* _Your assignment_
What is needed is an exact reproduction of the listing, without its pictures.

---- Listed records

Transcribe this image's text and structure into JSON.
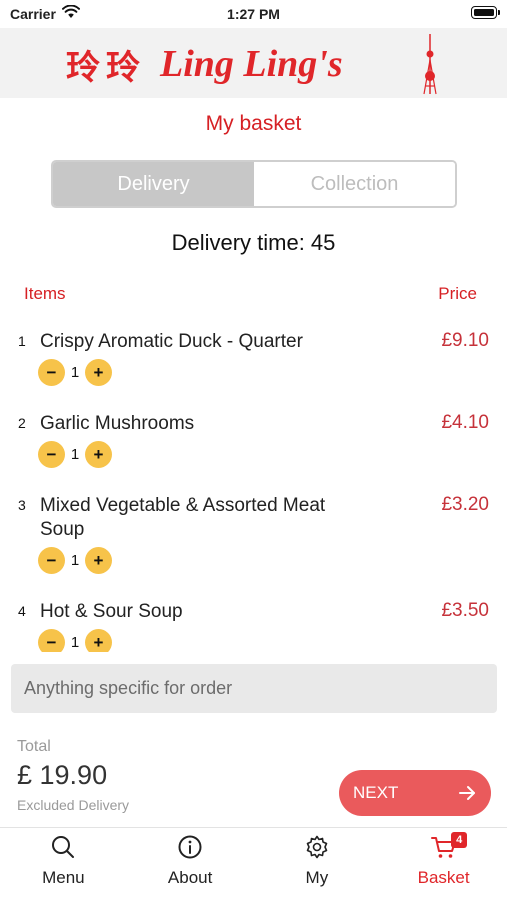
{
  "status_bar": {
    "carrier": "Carrier",
    "time": "1:27 PM"
  },
  "logo": {
    "chinese": "玲玲",
    "name": "Ling Ling's"
  },
  "page_title": "My basket",
  "order_type": {
    "options": [
      "Delivery",
      "Collection"
    ],
    "selected": "Delivery"
  },
  "delivery_time": "Delivery time: 45",
  "columns": {
    "items": "Items",
    "price": "Price"
  },
  "items": [
    {
      "index": "1",
      "name": "Crispy Aromatic Duck - Quarter",
      "price": "£9.10",
      "qty": "1"
    },
    {
      "index": "2",
      "name": "Garlic Mushrooms",
      "price": "£4.10",
      "qty": "1"
    },
    {
      "index": "3",
      "name": "Mixed Vegetable & Assorted Meat Soup",
      "price": "£3.20",
      "qty": "1"
    },
    {
      "index": "4",
      "name": "Hot & Sour Soup",
      "price": "£3.50",
      "qty": "1"
    }
  ],
  "qty_controls": {
    "minus": "−",
    "plus": "+"
  },
  "notes": {
    "placeholder": "Anything specific for order"
  },
  "total": {
    "label": "Total",
    "amount": "£ 19.90",
    "note": "Excluded Delivery"
  },
  "next_button": {
    "label": "NEXT"
  },
  "tabbar": {
    "tabs": [
      {
        "label": "Menu",
        "icon": "search-icon"
      },
      {
        "label": "About",
        "icon": "info-icon"
      },
      {
        "label": "My",
        "icon": "gear-icon"
      },
      {
        "label": "Basket",
        "icon": "cart-icon",
        "badge": "4",
        "active": true
      }
    ]
  },
  "colors": {
    "brand_red": "#e0262a",
    "qty_yellow": "#f7c34a",
    "next_red": "#ea5a5c"
  }
}
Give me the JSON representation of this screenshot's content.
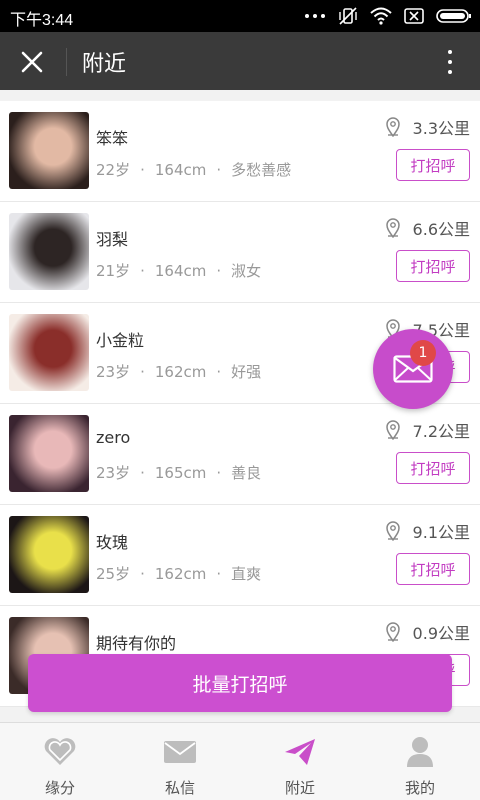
{
  "status_bar": {
    "time": "下午3:44"
  },
  "title_bar": {
    "title": "附近"
  },
  "colors": {
    "accent": "#c94ec9",
    "titlebar": "#3a3a3a",
    "badge": "#e04848"
  },
  "list": [
    {
      "name": "笨笨",
      "age": "22岁",
      "height": "164cm",
      "trait": "多愁善感",
      "distance": "3.3公里",
      "greet_label": "打招呼",
      "avatar_colors": [
        "#2b1f1c",
        "#e2b9a4"
      ]
    },
    {
      "name": "羽梨",
      "age": "21岁",
      "height": "164cm",
      "trait": "淑女",
      "distance": "6.6公里",
      "greet_label": "打招呼",
      "avatar_colors": [
        "#e6e6ea",
        "#2d2524"
      ]
    },
    {
      "name": "小金粒",
      "age": "23岁",
      "height": "162cm",
      "trait": "好强",
      "distance": "7.5公里",
      "greet_label": "打招呼",
      "avatar_colors": [
        "#f5ece6",
        "#8a2e2a"
      ]
    },
    {
      "name": "zero",
      "age": "23岁",
      "height": "165cm",
      "trait": "善良",
      "distance": "7.2公里",
      "greet_label": "打招呼",
      "avatar_colors": [
        "#3a2430",
        "#e8b8b8"
      ]
    },
    {
      "name": "玫瑰",
      "age": "25岁",
      "height": "162cm",
      "trait": "直爽",
      "distance": "9.1公里",
      "greet_label": "打招呼",
      "avatar_colors": [
        "#1c1616",
        "#e9e04a"
      ]
    },
    {
      "name": "期待有你的",
      "age": "",
      "height": "",
      "trait": "",
      "distance": "0.9公里",
      "greet_label": "打招呼",
      "avatar_colors": [
        "#3b2b28",
        "#e6c1b3"
      ]
    }
  ],
  "fab": {
    "badge": "1",
    "icon": "mail-icon"
  },
  "batch_button": {
    "label": "批量打招呼"
  },
  "bottom_nav": [
    {
      "label": "缘分",
      "icon": "heart-icon"
    },
    {
      "label": "私信",
      "icon": "mail-icon"
    },
    {
      "label": "附近",
      "icon": "paper-plane-icon"
    },
    {
      "label": "我的",
      "icon": "person-icon"
    }
  ]
}
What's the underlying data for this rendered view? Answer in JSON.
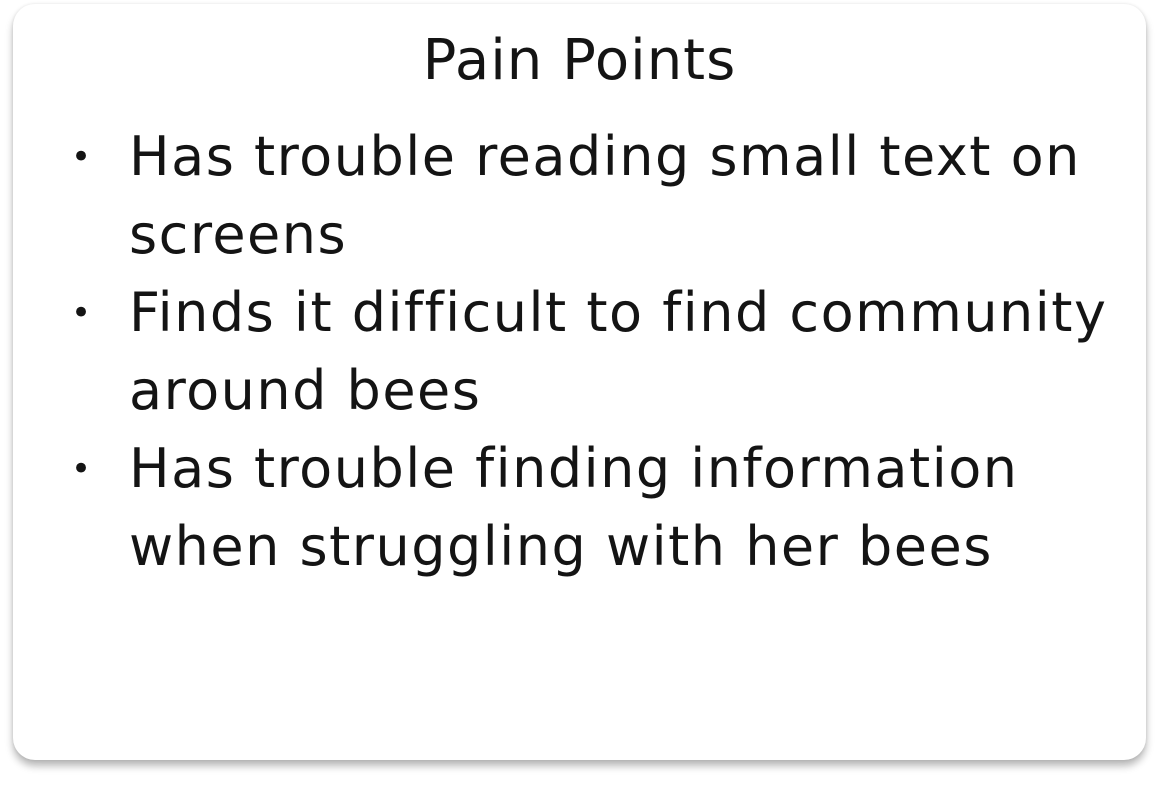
{
  "card": {
    "title": "Pain Points",
    "bullet_glyph": "•",
    "items": [
      {
        "text": "Has trouble reading small text on screens"
      },
      {
        "text": "Finds it difficult to find community around bees"
      },
      {
        "text": "Has trouble finding information when struggling with her bees"
      }
    ]
  }
}
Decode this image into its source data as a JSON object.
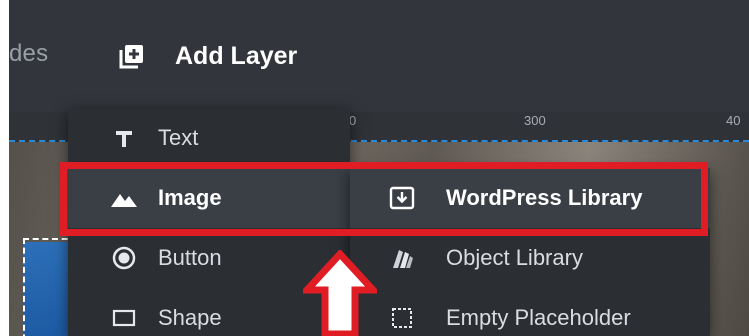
{
  "topbar": {
    "partial_label": "des",
    "add_layer": {
      "label": "Add Layer",
      "icon": "add-layer-icon"
    }
  },
  "ruler": {
    "labels": [
      "0",
      "300",
      "40"
    ]
  },
  "menu": {
    "items": [
      {
        "label": "Text",
        "icon": "text-icon",
        "active": false
      },
      {
        "label": "Image",
        "icon": "image-icon",
        "active": true
      },
      {
        "label": "Button",
        "icon": "button-icon",
        "active": false
      },
      {
        "label": "Shape",
        "icon": "shape-icon",
        "active": false
      }
    ]
  },
  "submenu": {
    "items": [
      {
        "label": "WordPress Library",
        "icon": "import-icon",
        "active": true
      },
      {
        "label": "Object Library",
        "icon": "object-library-icon",
        "active": false
      },
      {
        "label": "Empty Placeholder",
        "icon": "placeholder-icon",
        "active": false
      }
    ]
  },
  "annotation": {
    "highlight_color": "#e01c24",
    "arrow_icon": "up-arrow-icon"
  }
}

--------

* _Response_
Transcribe this image's text and structure into JSON.
{
  "status_bar": {
    "carrier": "Carrier",
    "time": "1:27 PM"
  },
  "logo": {
    "chinese": "玲玲",
    "name": "Ling Ling's"
  },
  "page_title": "My basket",
  "order_type": {
    "options": [
      "Delivery",
      "Collection"
    ],
    "selected": "Delivery"
  },
  "delivery_time": "Delivery time: 45",
  "columns": {
    "items": "Items",
    "price": "Price"
  },
  "items": [
    {
      "index": "1",
      "name": "Crispy Aromatic Duck - Quarter",
      "price": "£9.10",
      "qty": "1"
    },
    {
      "index": "2",
      "name": "Garlic Mushrooms",
      "price": "£4.10",
      "qty": "1"
    },
    {
      "index": "3",
      "name": "Mixed Vegetable & Assorted Meat Soup",
      "price": "£3.20",
      "qty": "1"
    },
    {
      "index": "4",
      "name": "Hot & Sour Soup",
      "price": "£3.50",
      "qty": "1"
    }
  ],
  "qty_controls": {
    "minus": "−",
    "plus": "+"
  },
  "notes": {
    "placeholder": "Anything specific for order"
  },
  "total": {
    "label": "Total",
    "amount": "£ 19.90",
    "note": "Excluded Delivery"
  },
  "next_button": {
    "label": "NEXT"
  },
  "tabbar": {
    "tabs": [
      {
        "label": "Menu",
        "icon": "search-icon"
      },
      {
        "label": "About",
        "icon": "info-icon"
      },
      {
        "label": "My",
        "icon": "gear-icon"
      },
      {
        "label": "Basket",
        "icon": "cart-icon",
        "badge": "4",
        "active": true
      }
    ]
  },
  "colors": {
    "brand_red": "#e0262a",
    "qty_yellow": "#f7c34a",
    "next_red": "#ea5a5c"
  }
}
Give me the JSON representation of this screenshot's content.
{
  "status_bar": {
    "time": "下午3:44"
  },
  "title_bar": {
    "title": "附近"
  },
  "colors": {
    "accent": "#c94ec9",
    "titlebar": "#3a3a3a",
    "badge": "#e04848"
  },
  "list": [
    {
      "name": "笨笨",
      "age": "22岁",
      "height": "164cm",
      "trait": "多愁善感",
      "distance": "3.3公里",
      "greet_label": "打招呼",
      "avatar_colors": [
        "#2b1f1c",
        "#e2b9a4"
      ]
    },
    {
      "name": "羽梨",
      "age": "21岁",
      "height": "164cm",
      "trait": "淑女",
      "distance": "6.6公里",
      "greet_label": "打招呼",
      "avatar_colors": [
        "#e6e6ea",
        "#2d2524"
      ]
    },
    {
      "name": "小金粒",
      "age": "23岁",
      "height": "162cm",
      "trait": "好强",
      "distance": "7.5公里",
      "greet_label": "打招呼",
      "avatar_colors": [
        "#f5ece6",
        "#8a2e2a"
      ]
    },
    {
      "name": "zero",
      "age": "23岁",
      "height": "165cm",
      "trait": "善良",
      "distance": "7.2公里",
      "greet_label": "打招呼",
      "avatar_colors": [
        "#3a2430",
        "#e8b8b8"
      ]
    },
    {
      "name": "玫瑰",
      "age": "25岁",
      "height": "162cm",
      "trait": "直爽",
      "distance": "9.1公里",
      "greet_label": "打招呼",
      "avatar_colors": [
        "#1c1616",
        "#e9e04a"
      ]
    },
    {
      "name": "期待有你的",
      "age": "",
      "height": "",
      "trait": "",
      "distance": "0.9公里",
      "greet_label": "打招呼",
      "avatar_colors": [
        "#3b2b28",
        "#e6c1b3"
      ]
    }
  ],
  "fab": {
    "badge": "1",
    "icon": "mail-icon"
  },
  "batch_button": {
    "label": "批量打招呼"
  },
  "bottom_nav": [
    {
      "label": "缘分",
      "icon": "heart-icon"
    },
    {
      "label": "私信",
      "icon": "mail-icon"
    },
    {
      "label": "附近",
      "icon": "paper-plane-icon"
    },
    {
      "label": "我的",
      "icon": "person-icon"
    }
  ]
}
What's the underlying data for this rendered view? Answer in JSON.
{
  "card": {
    "title": "Pain Points",
    "bullet_glyph": "•",
    "items": [
      {
        "text": "Has trouble reading small text on screens"
      },
      {
        "text": "Finds it difficult to find community around bees"
      },
      {
        "text": "Has trouble finding information when struggling with her bees"
      }
    ]
  }
}
Decode this image into its source data as a JSON object.
{
  "topbar": {
    "partial_label": "des",
    "add_layer": {
      "label": "Add Layer",
      "icon": "add-layer-icon"
    }
  },
  "ruler": {
    "labels": [
      "0",
      "300",
      "40"
    ]
  },
  "menu": {
    "items": [
      {
        "label": "Text",
        "icon": "text-icon",
        "active": false
      },
      {
        "label": "Image",
        "icon": "image-icon",
        "active": true
      },
      {
        "label": "Button",
        "icon": "button-icon",
        "active": false
      },
      {
        "label": "Shape",
        "icon": "shape-icon",
        "active": false
      }
    ]
  },
  "submenu": {
    "items": [
      {
        "label": "WordPress Library",
        "icon": "import-icon",
        "active": true
      },
      {
        "label": "Object Library",
        "icon": "object-library-icon",
        "active": false
      },
      {
        "label": "Empty Placeholder",
        "icon": "placeholder-icon",
        "active": false
      }
    ]
  },
  "annotation": {
    "highlight_color": "#e01c24",
    "arrow_icon": "up-arrow-icon"
  }
}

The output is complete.